« Reply #14 on: September 29, 2018, 05:26:10 am »
Simply adding parts or improvements to a bike doesn’t mean they will raise the price . Big business doesn’t price like a kid running a lemonade stand; they use market research to price.

+1

There are some real/hard costs, but adding or upgrading most "features" don't really have any real cost.  The cost is in the retooling, research, and design.  And with a typical new model, they are already doing all that anyway.  They aren't likely going to do all that to the existing C14, but would for some totally new model that would replace it.

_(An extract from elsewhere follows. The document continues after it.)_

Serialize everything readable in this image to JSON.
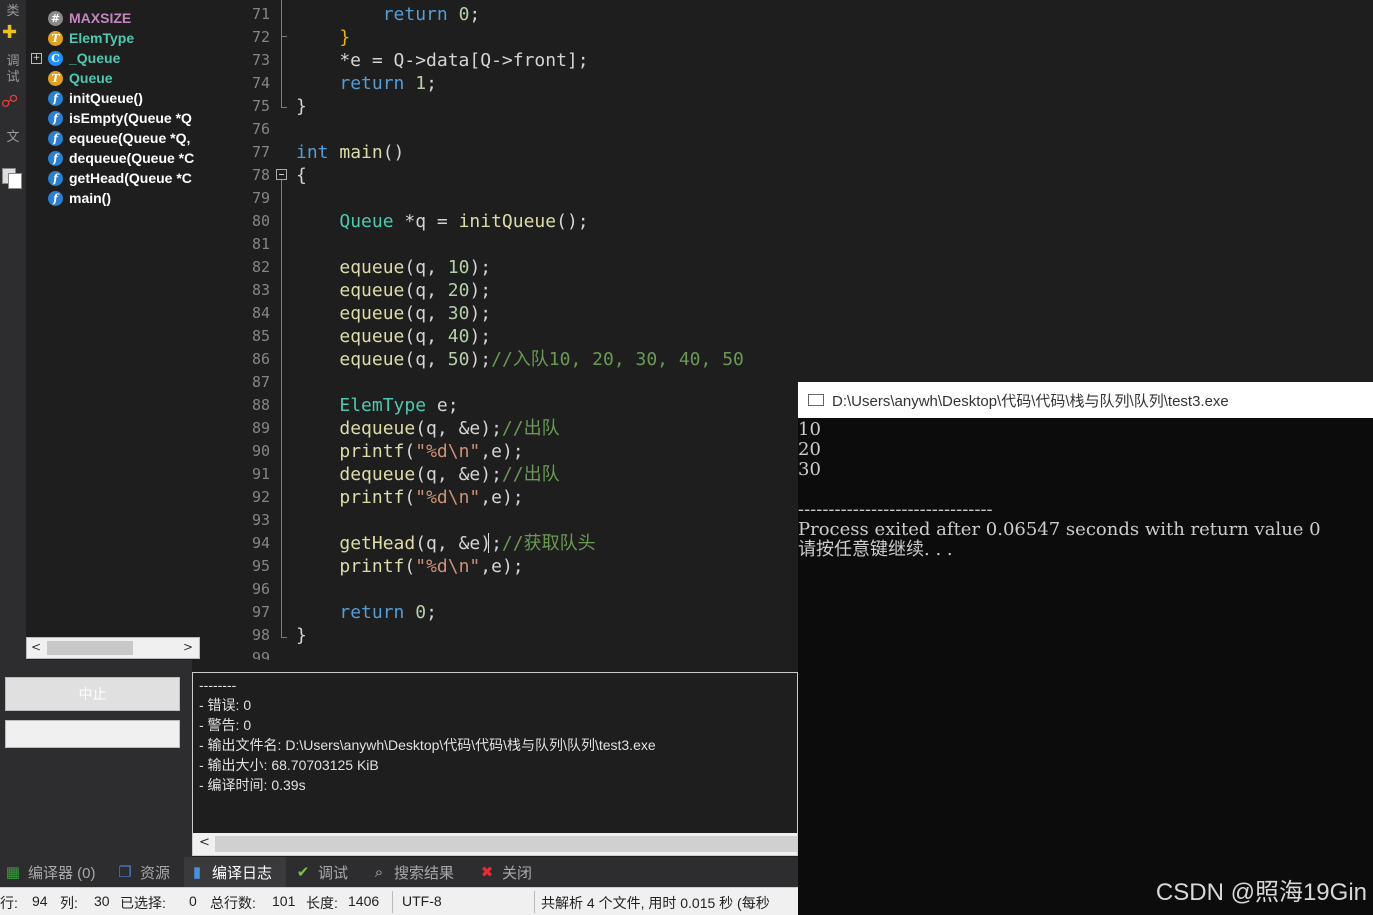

Guhl ECU flash, Canyon Cages front/rear, Helibars risers, Phil's wedges, Grip Puppies, Sargent World seat-low & heated & pod, Muzzy lowering links, Soupy's stand, Nautilus air horn, Admore lightbar, Ronnie's highway pegs, front running lights, HID, helmet locks, Garmin Zumo 450, Sena SMH10, Throttle Tamer, MRA X-Creen, PR4-GT, Scorpion EXO-T1200,  Tourmaster Flex II